* **Your assignment**:
When duplicating the records beneath this instruction, omit every picture and keep all else exact.

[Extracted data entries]
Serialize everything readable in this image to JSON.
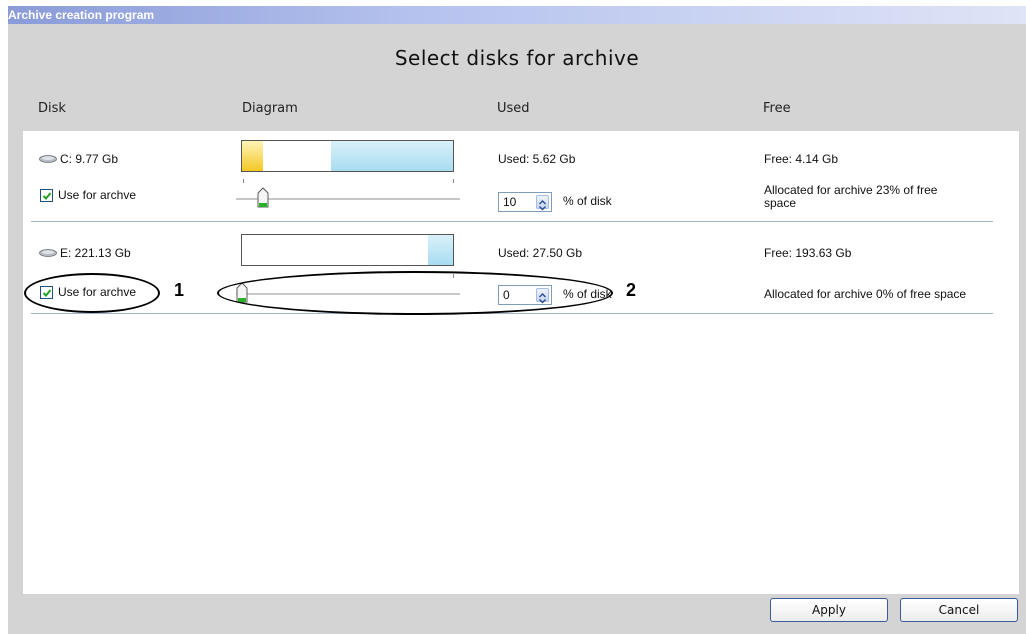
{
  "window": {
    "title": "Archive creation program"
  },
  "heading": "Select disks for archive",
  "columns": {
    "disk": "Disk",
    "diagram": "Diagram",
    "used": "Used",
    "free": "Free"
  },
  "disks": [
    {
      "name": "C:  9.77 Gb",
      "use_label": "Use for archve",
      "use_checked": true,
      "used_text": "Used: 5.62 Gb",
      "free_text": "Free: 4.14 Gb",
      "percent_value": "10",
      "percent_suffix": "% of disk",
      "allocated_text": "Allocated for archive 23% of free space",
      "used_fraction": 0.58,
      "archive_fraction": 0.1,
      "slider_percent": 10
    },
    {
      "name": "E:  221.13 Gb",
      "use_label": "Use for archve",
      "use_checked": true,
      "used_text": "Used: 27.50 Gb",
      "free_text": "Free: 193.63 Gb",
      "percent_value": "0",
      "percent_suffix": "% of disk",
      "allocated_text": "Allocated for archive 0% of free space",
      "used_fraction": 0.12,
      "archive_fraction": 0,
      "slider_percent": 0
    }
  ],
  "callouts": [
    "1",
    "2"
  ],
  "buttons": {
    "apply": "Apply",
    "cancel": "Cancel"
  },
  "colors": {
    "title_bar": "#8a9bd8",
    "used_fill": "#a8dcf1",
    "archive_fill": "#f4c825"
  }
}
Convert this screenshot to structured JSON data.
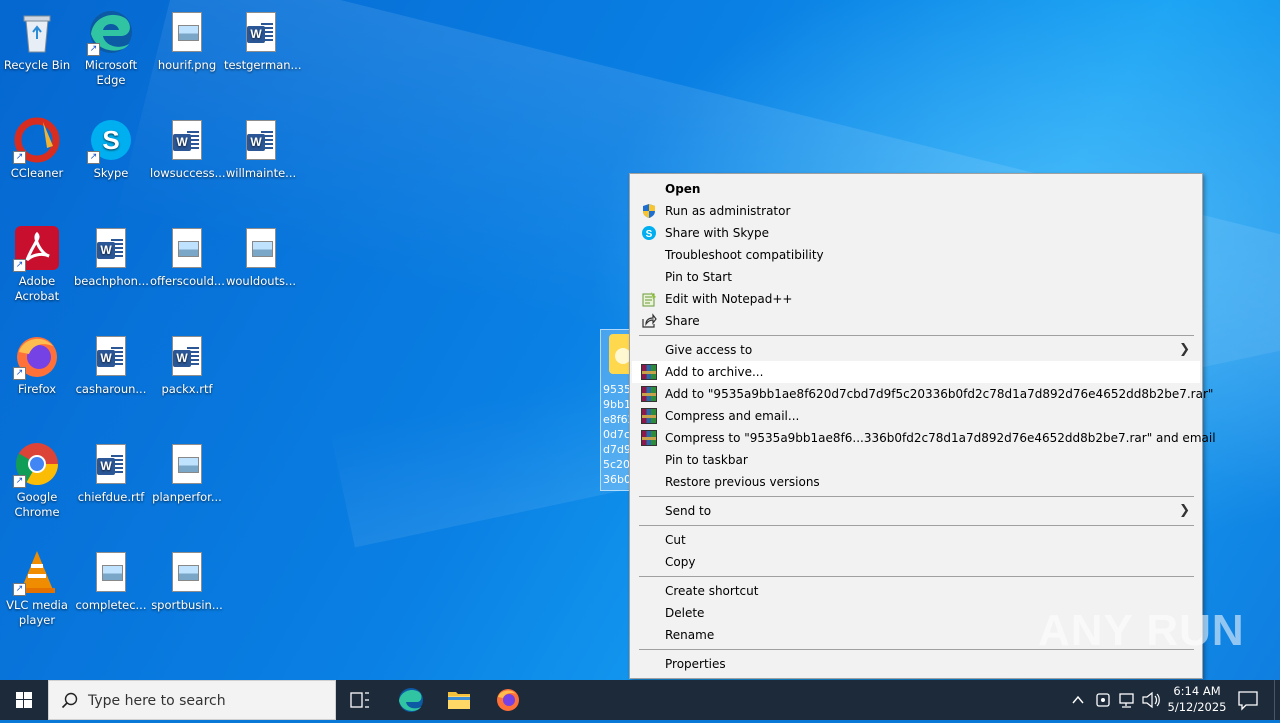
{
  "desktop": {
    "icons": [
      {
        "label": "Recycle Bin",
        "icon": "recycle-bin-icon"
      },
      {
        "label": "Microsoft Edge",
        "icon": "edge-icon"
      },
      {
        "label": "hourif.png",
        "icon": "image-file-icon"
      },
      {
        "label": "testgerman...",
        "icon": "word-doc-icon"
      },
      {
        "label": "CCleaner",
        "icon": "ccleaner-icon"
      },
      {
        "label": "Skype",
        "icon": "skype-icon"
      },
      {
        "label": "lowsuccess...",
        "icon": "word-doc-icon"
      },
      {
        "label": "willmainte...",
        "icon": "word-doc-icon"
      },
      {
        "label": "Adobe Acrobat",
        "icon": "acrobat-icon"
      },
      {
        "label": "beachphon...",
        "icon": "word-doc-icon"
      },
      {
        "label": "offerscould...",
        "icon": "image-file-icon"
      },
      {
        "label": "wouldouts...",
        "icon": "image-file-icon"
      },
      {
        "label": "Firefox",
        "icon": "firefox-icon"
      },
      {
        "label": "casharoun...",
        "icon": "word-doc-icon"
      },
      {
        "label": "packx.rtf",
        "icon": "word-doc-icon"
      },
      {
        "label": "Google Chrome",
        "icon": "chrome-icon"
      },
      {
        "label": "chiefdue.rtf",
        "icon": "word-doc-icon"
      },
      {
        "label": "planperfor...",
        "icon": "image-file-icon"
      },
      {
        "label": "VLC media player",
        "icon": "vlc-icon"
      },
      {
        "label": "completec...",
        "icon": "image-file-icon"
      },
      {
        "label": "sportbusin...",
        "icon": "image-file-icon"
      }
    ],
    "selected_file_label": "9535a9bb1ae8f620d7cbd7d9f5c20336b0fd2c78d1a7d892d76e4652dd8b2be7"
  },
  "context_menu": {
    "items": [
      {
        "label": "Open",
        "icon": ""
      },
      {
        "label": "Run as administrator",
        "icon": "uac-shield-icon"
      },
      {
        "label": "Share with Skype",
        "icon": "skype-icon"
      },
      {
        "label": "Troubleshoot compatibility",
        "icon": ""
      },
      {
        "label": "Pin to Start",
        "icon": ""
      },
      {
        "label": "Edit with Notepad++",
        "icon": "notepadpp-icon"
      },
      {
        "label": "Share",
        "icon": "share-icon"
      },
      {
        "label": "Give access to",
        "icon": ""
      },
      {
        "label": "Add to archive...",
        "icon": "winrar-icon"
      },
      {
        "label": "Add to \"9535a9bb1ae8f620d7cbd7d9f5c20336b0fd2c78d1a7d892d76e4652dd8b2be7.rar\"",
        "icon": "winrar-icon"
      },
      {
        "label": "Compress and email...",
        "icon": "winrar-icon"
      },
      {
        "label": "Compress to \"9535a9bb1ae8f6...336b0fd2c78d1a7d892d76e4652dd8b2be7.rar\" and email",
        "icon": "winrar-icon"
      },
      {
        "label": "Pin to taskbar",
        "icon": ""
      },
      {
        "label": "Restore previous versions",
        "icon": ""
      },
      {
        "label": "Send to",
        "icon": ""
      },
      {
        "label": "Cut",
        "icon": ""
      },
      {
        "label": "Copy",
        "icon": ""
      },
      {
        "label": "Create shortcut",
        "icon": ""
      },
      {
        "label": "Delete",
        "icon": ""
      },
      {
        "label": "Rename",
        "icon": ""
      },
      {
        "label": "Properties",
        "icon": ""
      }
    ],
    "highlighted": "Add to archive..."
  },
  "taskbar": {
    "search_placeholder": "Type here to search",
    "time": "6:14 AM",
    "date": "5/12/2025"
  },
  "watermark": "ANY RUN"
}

* **Completed task**:
Serialize everything readable in this image to JSON.
{
  "window": {
    "title": "Archive creation program"
  },
  "heading": "Select disks for archive",
  "columns": {
    "disk": "Disk",
    "diagram": "Diagram",
    "used": "Used",
    "free": "Free"
  },
  "disks": [
    {
      "name": "C:  9.77 Gb",
      "use_label": "Use for archve",
      "use_checked": true,
      "used_text": "Used: 5.62 Gb",
      "free_text": "Free: 4.14 Gb",
      "percent_value": "10",
      "percent_suffix": "% of disk",
      "allocated_text": "Allocated for archive 23% of free space",
      "used_fraction": 0.58,
      "archive_fraction": 0.1,
      "slider_percent": 10
    },
    {
      "name": "E:  221.13 Gb",
      "use_label": "Use for archve",
      "use_checked": true,
      "used_text": "Used: 27.50 Gb",
      "free_text": "Free: 193.63 Gb",
      "percent_value": "0",
      "percent_suffix": "% of disk",
      "allocated_text": "Allocated for archive 0% of free space",
      "used_fraction": 0.12,
      "archive_fraction": 0,
      "slider_percent": 0
    }
  ],
  "callouts": [
    "1",
    "2"
  ],
  "buttons": {
    "apply": "Apply",
    "cancel": "Cancel"
  },
  "colors": {
    "title_bar": "#8a9bd8",
    "used_fill": "#a8dcf1",
    "archive_fill": "#f4c825"
  }
}
Convert this screenshot to structured JSON data.
{
  "desktop": {
    "icons": [
      {
        "label": "Recycle Bin",
        "icon": "recycle-bin-icon"
      },
      {
        "label": "Microsoft Edge",
        "icon": "edge-icon"
      },
      {
        "label": "hourif.png",
        "icon": "image-file-icon"
      },
      {
        "label": "testgerman...",
        "icon": "word-doc-icon"
      },
      {
        "label": "CCleaner",
        "icon": "ccleaner-icon"
      },
      {
        "label": "Skype",
        "icon": "skype-icon"
      },
      {
        "label": "lowsuccess...",
        "icon": "word-doc-icon"
      },
      {
        "label": "willmainte...",
        "icon": "word-doc-icon"
      },
      {
        "label": "Adobe Acrobat",
        "icon": "acrobat-icon"
      },
      {
        "label": "beachphon...",
        "icon": "word-doc-icon"
      },
      {
        "label": "offerscould...",
        "icon": "image-file-icon"
      },
      {
        "label": "wouldouts...",
        "icon": "image-file-icon"
      },
      {
        "label": "Firefox",
        "icon": "firefox-icon"
      },
      {
        "label": "casharoun...",
        "icon": "word-doc-icon"
      },
      {
        "label": "packx.rtf",
        "icon": "word-doc-icon"
      },
      {
        "label": "Google Chrome",
        "icon": "chrome-icon"
      },
      {
        "label": "chiefdue.rtf",
        "icon": "word-doc-icon"
      },
      {
        "label": "planperfor...",
        "icon": "image-file-icon"
      },
      {
        "label": "VLC media player",
        "icon": "vlc-icon"
      },
      {
        "label": "completec...",
        "icon": "image-file-icon"
      },
      {
        "label": "sportbusin...",
        "icon": "image-file-icon"
      }
    ],
    "selected_file_label": "9535a9bb1ae8f620d7cbd7d9f5c20336b0fd2c78d1a7d892d76e4652dd8b2be7"
  },
  "context_menu": {
    "items": [
      {
        "label": "Open",
        "icon": ""
      },
      {
        "label": "Run as administrator",
        "icon": "uac-shield-icon"
      },
      {
        "label": "Share with Skype",
        "icon": "skype-icon"
      },
      {
        "label": "Troubleshoot compatibility",
        "icon": ""
      },
      {
        "label": "Pin to Start",
        "icon": ""
      },
      {
        "label": "Edit with Notepad++",
        "icon": "notepadpp-icon"
      },
      {
        "label": "Share",
        "icon": "share-icon"
      },
      {
        "label": "Give access to",
        "icon": ""
      },
      {
        "label": "Add to archive...",
        "icon": "winrar-icon"
      },
      {
        "label": "Add to \"9535a9bb1ae8f620d7cbd7d9f5c20336b0fd2c78d1a7d892d76e4652dd8b2be7.rar\"",
        "icon": "winrar-icon"
      },
      {
        "label": "Compress and email...",
        "icon": "winrar-icon"
      },
      {
        "label": "Compress to \"9535a9bb1ae8f6...336b0fd2c78d1a7d892d76e4652dd8b2be7.rar\" and email",
        "icon": "winrar-icon"
      },
      {
        "label": "Pin to taskbar",
        "icon": ""
      },
      {
        "label": "Restore previous versions",
        "icon": ""
      },
      {
        "label": "Send to",
        "icon": ""
      },
      {
        "label": "Cut",
        "icon": ""
      },
      {
        "label": "Copy",
        "icon": ""
      },
      {
        "label": "Create shortcut",
        "icon": ""
      },
      {
        "label": "Delete",
        "icon": ""
      },
      {
        "label": "Rename",
        "icon": ""
      },
      {
        "label": "Properties",
        "icon": ""
      }
    ],
    "highlighted": "Add to archive..."
  },
  "taskbar": {
    "search_placeholder": "Type here to search",
    "time": "6:14 AM",
    "date": "5/12/2025"
  },
  "watermark": "ANY RUN"
}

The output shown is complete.